WHAT TO WORK ON — Please copy out each line of the entries in which "this" appears.

Dataset rows describing interfaces
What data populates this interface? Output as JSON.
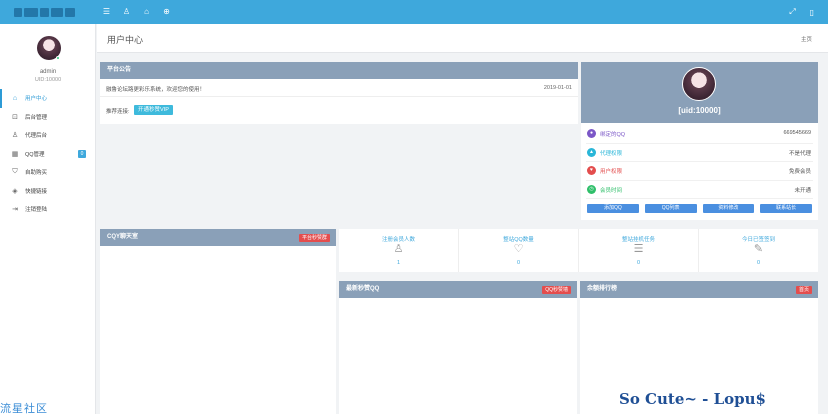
{
  "topbar": {
    "icons": [
      "menu-icon",
      "user-icon",
      "lock-icon",
      "plus-circle-icon"
    ],
    "right_icons": [
      "fullscreen-icon",
      "window-icon"
    ]
  },
  "sidebar": {
    "username": "admin",
    "uid": "UID:10000",
    "items": [
      {
        "label": "用户中心",
        "icon": "home-icon"
      },
      {
        "label": "后台管理",
        "icon": "lock-icon"
      },
      {
        "label": "代理后台",
        "icon": "user-icon"
      },
      {
        "label": "QQ管理",
        "icon": "grid-icon",
        "badge": "0"
      },
      {
        "label": "自助购买",
        "icon": "bag-icon"
      },
      {
        "label": "快捷链接",
        "icon": "layers-icon"
      },
      {
        "label": "注销登陆",
        "icon": "logout-icon"
      }
    ],
    "watermark": "流星社区"
  },
  "header": {
    "title": "用户中心",
    "breadcrumb": "主页"
  },
  "notice": {
    "title": "平台公告",
    "text": "融鲁论坛路更彩乐系统，欢迎您的使用！",
    "date": "2019-01-01",
    "recommend_label": "推荐连接:",
    "recommend_button": "开通秒赞VIP"
  },
  "profile": {
    "uid_label": "[uid:10000]",
    "rows": [
      {
        "label": "绑定的QQ",
        "value": "669545669",
        "color": "#7b57c7"
      },
      {
        "label": "代理权限",
        "value": "不是代理",
        "color": "#2ab6d8"
      },
      {
        "label": "用户权限",
        "value": "免费会员",
        "color": "#e34d4d"
      },
      {
        "label": "会员时间",
        "value": "未开通",
        "color": "#2fbf6a"
      }
    ],
    "buttons": [
      "添加QQ",
      "QQ列表",
      "资料修改",
      "联系站长"
    ]
  },
  "chat": {
    "title": "CQY聊天室",
    "badge": "平台秒赞群"
  },
  "stats": [
    {
      "label": "注册会员人数",
      "icon": "user-outline-icon",
      "value": "1"
    },
    {
      "label": "整站QQ数量",
      "icon": "heart-outline-icon",
      "value": "0"
    },
    {
      "label": "整站挂机任务",
      "icon": "list-icon",
      "value": "0"
    },
    {
      "label": "今日已签签到",
      "icon": "edit-icon",
      "value": "0"
    }
  ],
  "latest": {
    "title": "最新秒赞QQ",
    "badge": "QQ秒赞墙"
  },
  "ranking": {
    "title": "余额排行榜",
    "badge": "首页"
  },
  "watermark_right": "So Cute~ - Lopu$"
}
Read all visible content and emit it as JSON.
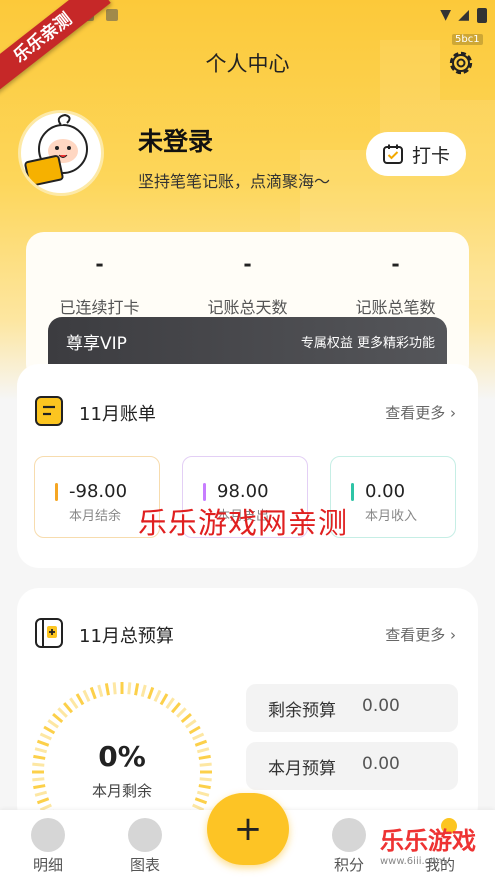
{
  "ribbon_text": "乐乐亲测",
  "header": {
    "title": "个人中心",
    "version_badge": "5bc1"
  },
  "profile": {
    "username": "未登录",
    "slogan": "坚持笔笔记账，点滴聚海～",
    "checkin_label": "打卡"
  },
  "stats": [
    {
      "value": "-",
      "label": "已连续打卡"
    },
    {
      "value": "-",
      "label": "记账总天数"
    },
    {
      "value": "-",
      "label": "记账总笔数"
    }
  ],
  "vip": {
    "title": "尊享VIP",
    "desc": "专属权益 更多精彩功能"
  },
  "bill_card": {
    "title": "11月账单",
    "more": "查看更多",
    "items": [
      {
        "value": "-98.00",
        "label": "本月结余",
        "color": "#f5a623"
      },
      {
        "value": "98.00",
        "label": "本月支出",
        "color": "#c77dff"
      },
      {
        "value": "0.00",
        "label": "本月收入",
        "color": "#2ec4a6"
      }
    ]
  },
  "watermark": "乐乐游戏网亲测",
  "budget_card": {
    "title": "11月总预算",
    "more": "查看更多",
    "remaining_pct": "0%",
    "remaining_label": "本月剩余",
    "rows": [
      {
        "label": "剩余预算",
        "value": "0.00"
      },
      {
        "label": "本月预算",
        "value": "0.00"
      }
    ]
  },
  "tabbar": {
    "items": [
      {
        "label": "明细",
        "icon": "ledger-icon"
      },
      {
        "label": "图表",
        "icon": "chart-icon"
      },
      {
        "label": "积分",
        "icon": "star-icon"
      },
      {
        "label": "我的",
        "icon": "profile-icon"
      }
    ],
    "fab_label": "+"
  },
  "corner_logo": {
    "text": "乐乐游戏",
    "url": "www.6iii.com"
  },
  "colors": {
    "accent": "#fdc425",
    "hero": "#fcc93a",
    "watermark": "#e02020"
  }
}
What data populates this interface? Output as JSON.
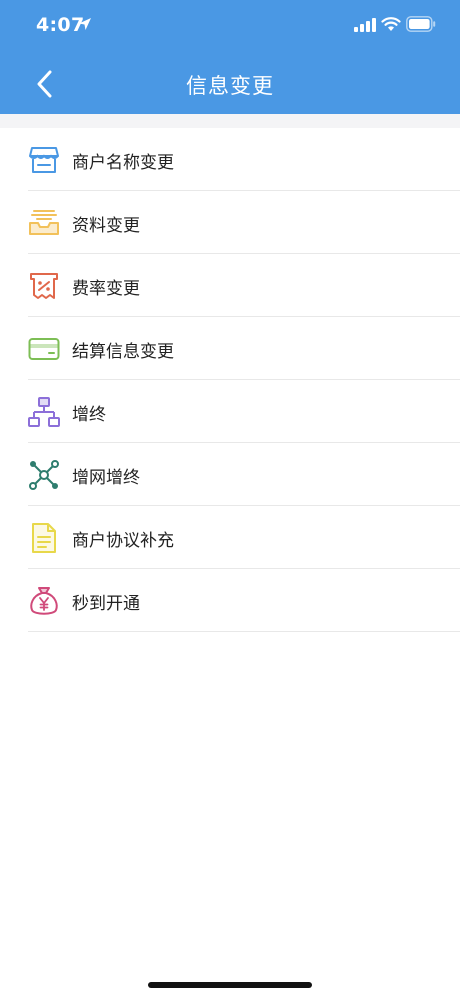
{
  "status_bar": {
    "time": "4:07"
  },
  "header": {
    "title": "信息变更",
    "bg_color": "#4A98E4"
  },
  "menu": {
    "items": [
      {
        "label": "商户名称变更",
        "icon": "storefront-icon",
        "color": "#4A98E4"
      },
      {
        "label": "资料变更",
        "icon": "inbox-tray-icon",
        "color": "#F2C15A"
      },
      {
        "label": "费率变更",
        "icon": "percent-receipt-icon",
        "color": "#E0684B"
      },
      {
        "label": "结算信息变更",
        "icon": "card-icon",
        "color": "#7DBE55"
      },
      {
        "label": "增终",
        "icon": "hierarchy-icon",
        "color": "#8C6FD9"
      },
      {
        "label": "增网增终",
        "icon": "network-nodes-icon",
        "color": "#2E7D6E"
      },
      {
        "label": "商户协议补充",
        "icon": "document-icon",
        "color": "#E8D84A"
      },
      {
        "label": "秒到开通",
        "icon": "money-bag-icon",
        "color": "#D04A7A"
      }
    ]
  }
}
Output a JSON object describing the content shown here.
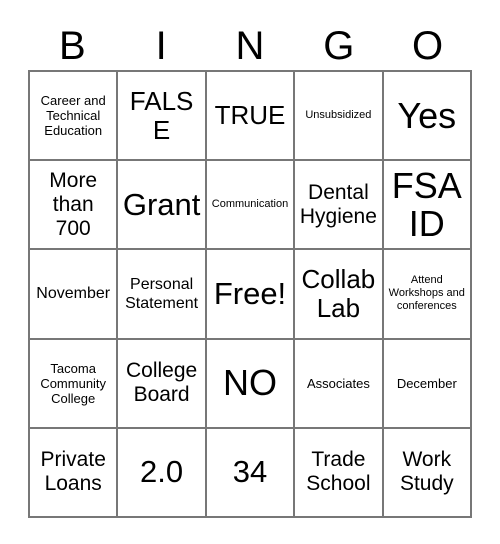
{
  "card": {
    "title": "BINGO",
    "header_letters": [
      "B",
      "I",
      "N",
      "G",
      "O"
    ],
    "rows": [
      [
        {
          "text": "Career and Technical Education",
          "size": "fs-sm"
        },
        {
          "text": "FALSE",
          "size": "fs-xl"
        },
        {
          "text": "TRUE",
          "size": "fs-xl"
        },
        {
          "text": "Unsubsidized",
          "size": "fs-xs"
        },
        {
          "text": "Yes",
          "size": "fs-huge"
        }
      ],
      [
        {
          "text": "More than 700",
          "size": "fs-lg"
        },
        {
          "text": "Grant",
          "size": "fs-xxl"
        },
        {
          "text": "Communication",
          "size": "fs-xs"
        },
        {
          "text": "Dental Hygiene",
          "size": "fs-lg"
        },
        {
          "text": "FSA ID",
          "size": "fs-huge"
        }
      ],
      [
        {
          "text": "November",
          "size": "fs-md"
        },
        {
          "text": "Personal Statement",
          "size": "fs-md"
        },
        {
          "text": "Free!",
          "size": "fs-xxl"
        },
        {
          "text": "Collab Lab",
          "size": "fs-xl"
        },
        {
          "text": "Attend Workshops and conferences",
          "size": "fs-xs"
        }
      ],
      [
        {
          "text": "Tacoma Community College",
          "size": "fs-sm"
        },
        {
          "text": "College Board",
          "size": "fs-lg"
        },
        {
          "text": "NO",
          "size": "fs-huge"
        },
        {
          "text": "Associates",
          "size": "fs-sm"
        },
        {
          "text": "December",
          "size": "fs-sm"
        }
      ],
      [
        {
          "text": "Private Loans",
          "size": "fs-lg"
        },
        {
          "text": "2.0",
          "size": "fs-xxl"
        },
        {
          "text": "34",
          "size": "fs-xxl"
        },
        {
          "text": "Trade School",
          "size": "fs-lg"
        },
        {
          "text": "Work Study",
          "size": "fs-lg"
        }
      ]
    ],
    "free_space": "Free!",
    "colors": {
      "border": "#777777",
      "text": "#000000",
      "background": "#ffffff"
    }
  }
}
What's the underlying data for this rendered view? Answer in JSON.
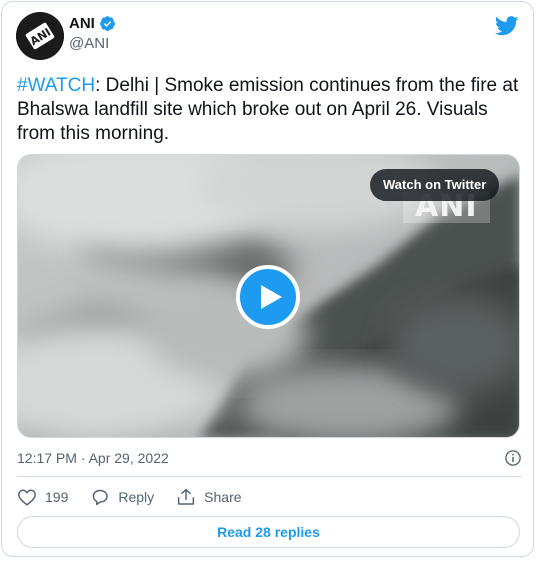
{
  "author": {
    "name": "ANI",
    "handle": "@ANI",
    "avatar_text": "ANI"
  },
  "tweet": {
    "hashtag": "#WATCH",
    "body": ": Delhi | Smoke emission continues from the fire at Bhalswa landfill site which broke out on April 26. Visuals from this morning."
  },
  "media": {
    "watch_label": "Watch on Twitter",
    "watermark": "ANI"
  },
  "meta": {
    "timestamp": "12:17 PM · Apr 29, 2022"
  },
  "actions": {
    "like_count": "199",
    "reply_label": "Reply",
    "share_label": "Share"
  },
  "footer": {
    "read_replies": "Read 28 replies"
  },
  "colors": {
    "accent": "#1d9bf0",
    "text_primary": "#0f1419",
    "text_secondary": "#536471",
    "border": "#cfd9de"
  }
}
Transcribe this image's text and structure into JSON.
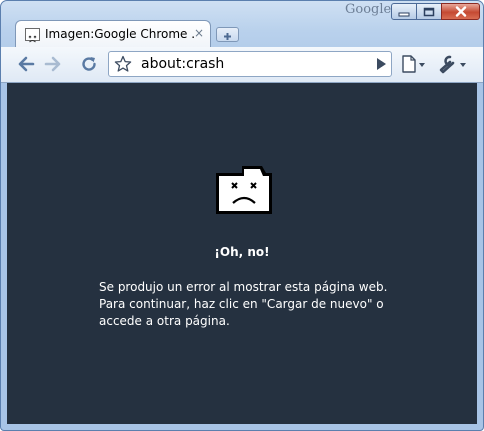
{
  "window": {
    "brand_text": "Google",
    "frame_color": "#a8c4e6",
    "controls": [
      "minimize-icon",
      "maximize-icon",
      "close-icon"
    ]
  },
  "tabs": [
    {
      "title": "Imagen:Google Chrome ...",
      "active": true,
      "favicon": "sad-tab-favicon-icon",
      "close": "×"
    }
  ],
  "toolbar": {
    "back": "back-arrow-icon",
    "forward": "forward-arrow-icon",
    "reload": "reload-icon",
    "address": "about:crash",
    "star": "star-icon",
    "go": "go-arrow-icon",
    "page_menu": "page-menu-icon",
    "wrench_menu": "wrench-icon"
  },
  "crash_page": {
    "background": "#253140",
    "icon": "sad-folder-icon",
    "title": "¡Oh, no!",
    "lines": [
      "Se produjo un error al mostrar esta página web.",
      "Para continuar, haz clic en \"Cargar de nuevo\" o",
      "accede a otra página."
    ]
  }
}
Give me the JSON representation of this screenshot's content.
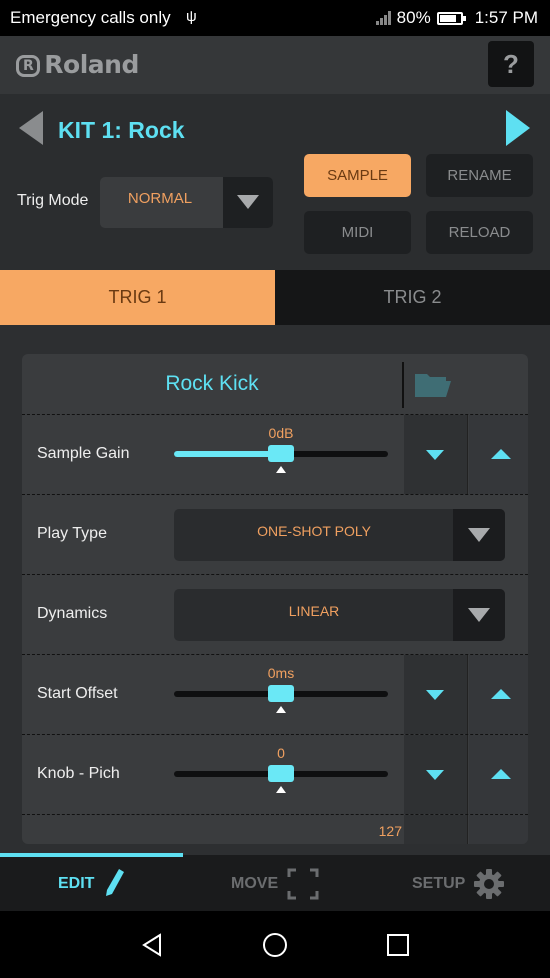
{
  "status_bar": {
    "carrier_text": "Emergency calls only",
    "battery": "80%",
    "battery_level": 0.8,
    "time": "1:57 PM"
  },
  "header": {
    "logo_text": "Roland",
    "help_label": "?"
  },
  "kit": {
    "title": "KIT 1: Rock",
    "trig_mode_label": "Trig Mode",
    "trig_mode_value": "NORMAL"
  },
  "buttons": {
    "sample": "SAMPLE",
    "rename": "RENAME",
    "midi": "MIDI",
    "reload": "RELOAD"
  },
  "tabs": {
    "trig1": "TRIG 1",
    "trig2": "TRIG 2"
  },
  "panel": {
    "sample_name": "Rock Kick",
    "rows": [
      {
        "label": "Sample Gain",
        "value": "0dB",
        "level": 0.5
      },
      {
        "label": "Play Type",
        "value": "ONE-SHOT POLY"
      },
      {
        "label": "Dynamics",
        "value": "LINEAR"
      },
      {
        "label": "Start Offset",
        "value": "0ms",
        "level": 0.5
      },
      {
        "label": "Knob - Pich",
        "value": "0",
        "level": 0.5
      },
      {
        "label": "",
        "value": "127"
      }
    ]
  },
  "bottom_tabs": {
    "edit": "EDIT",
    "move": "MOVE",
    "setup": "SETUP"
  },
  "colors": {
    "accent_cyan": "#5ee0f2",
    "accent_orange": "#f7a863",
    "value_orange": "#f0a060"
  }
}
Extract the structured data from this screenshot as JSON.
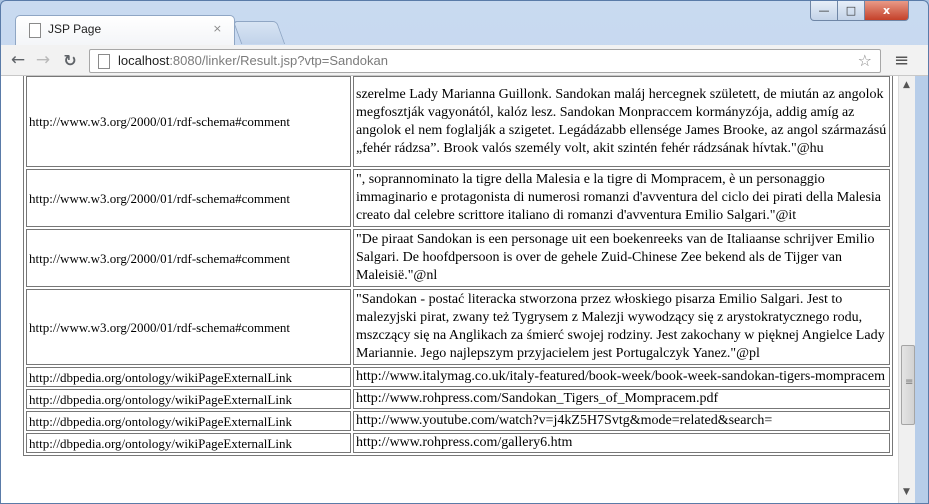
{
  "browser": {
    "tab_title": "JSP Page",
    "tab_close": "×",
    "url_host": "localhost",
    "url_rest": ":8080/linker/Result.jsp?vtp=Sandokan",
    "controls": {
      "minimize": "—",
      "maximize": "□",
      "close": "x"
    }
  },
  "rows": [
    {
      "predicate": "http://www.w3.org/2000/01/rdf-schema#comment",
      "object": "szerelme Lady Marianna Guillonk. Sandokan maláj hercegnek született, de miután az angolok megfosztják vagyonától, kalóz lesz. Sandokan Monpraccem kormányzója, addig amíg az angolok el nem foglalják a szigetet. Legádázabb ellensége James Brooke, az angol származású „fehér rádzsa”. Brook valós személy volt, akit szintén fehér rádzsának hívtak.\"@hu"
    },
    {
      "predicate": "http://www.w3.org/2000/01/rdf-schema#comment",
      "object": "\", soprannominato la tigre della Malesia e la tigre di Mompracem, è un personaggio immaginario e protagonista di numerosi romanzi d'avventura del ciclo dei pirati della Malesia creato dal celebre scrittore italiano di romanzi d'avventura Emilio Salgari.\"@it"
    },
    {
      "predicate": "http://www.w3.org/2000/01/rdf-schema#comment",
      "object": "\"De piraat Sandokan is een personage uit een boekenreeks van de Italiaanse schrijver Emilio Salgari. De hoofdpersoon is over de gehele Zuid-Chinese Zee bekend als de Tijger van Maleisië.\"@nl"
    },
    {
      "predicate": "http://www.w3.org/2000/01/rdf-schema#comment",
      "object": "\"Sandokan - postać literacka stworzona przez włoskiego pisarza Emilio Salgari. Jest to malezyjski pirat, zwany też Tygrysem z Malezji wywodzący się z arystokratycznego rodu, mszczący się na Anglikach za śmierć swojej rodziny. Jest zakochany w pięknej Angielce Lady Mariannie. Jego najlepszym przyjacielem jest Portugalczyk Yanez.\"@pl"
    },
    {
      "predicate": "http://dbpedia.org/ontology/wikiPageExternalLink",
      "object": "http://www.italymag.co.uk/italy-featured/book-week/book-week-sandokan-tigers-mompracem"
    },
    {
      "predicate": "http://dbpedia.org/ontology/wikiPageExternalLink",
      "object": "http://www.rohpress.com/Sandokan_Tigers_of_Mompracem.pdf"
    },
    {
      "predicate": "http://dbpedia.org/ontology/wikiPageExternalLink",
      "object": "http://www.youtube.com/watch?v=j4kZ5H7Svtg&mode=related&search="
    },
    {
      "predicate": "http://dbpedia.org/ontology/wikiPageExternalLink",
      "object": "http://www.rohpress.com/gallery6.htm"
    }
  ]
}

ANSWER BOX —
What data populates this interface? Output as JSON.
What data populates this interface? Output as JSON.
What's the underlying data for this rendered view? Answer in JSON.
    "body": ": Delhi | Smoke emission continues from the fire at Bhalswa landfill site which broke out on April 26. Visuals from this morning."
Transcribe this image's text and structure into JSON.
Give me the JSON representation of this screenshot's content.
Extract the structured data from this screenshot as JSON.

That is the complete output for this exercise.